» Data records for software interfaces:
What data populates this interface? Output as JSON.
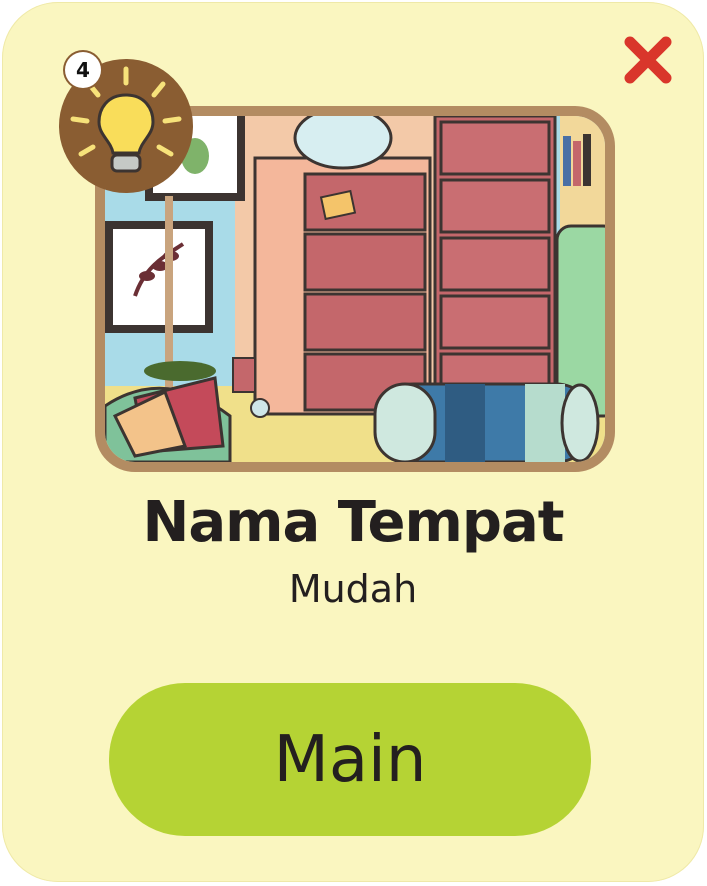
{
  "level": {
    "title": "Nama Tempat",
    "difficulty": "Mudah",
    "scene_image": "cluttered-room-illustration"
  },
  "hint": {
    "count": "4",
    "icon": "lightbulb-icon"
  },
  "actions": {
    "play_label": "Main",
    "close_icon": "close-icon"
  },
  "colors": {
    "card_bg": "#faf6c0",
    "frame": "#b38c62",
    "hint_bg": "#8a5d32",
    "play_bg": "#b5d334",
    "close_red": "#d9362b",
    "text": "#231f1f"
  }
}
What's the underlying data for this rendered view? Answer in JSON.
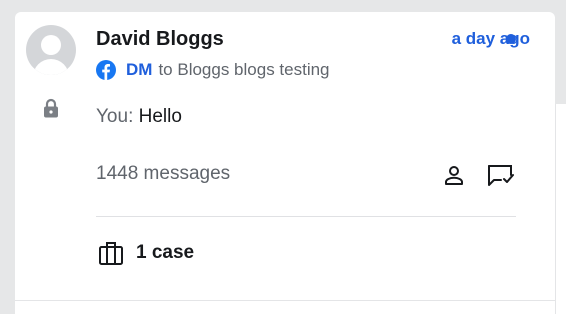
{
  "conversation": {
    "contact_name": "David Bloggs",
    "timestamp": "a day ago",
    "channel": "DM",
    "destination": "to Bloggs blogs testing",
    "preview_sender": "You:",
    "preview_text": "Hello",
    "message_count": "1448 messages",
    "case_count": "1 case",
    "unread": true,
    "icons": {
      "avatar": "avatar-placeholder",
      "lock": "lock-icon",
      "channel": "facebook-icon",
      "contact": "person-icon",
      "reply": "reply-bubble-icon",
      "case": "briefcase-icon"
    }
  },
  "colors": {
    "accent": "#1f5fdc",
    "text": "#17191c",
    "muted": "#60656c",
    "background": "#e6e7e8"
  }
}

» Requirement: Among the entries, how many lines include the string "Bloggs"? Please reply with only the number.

» Output of the exercise: 2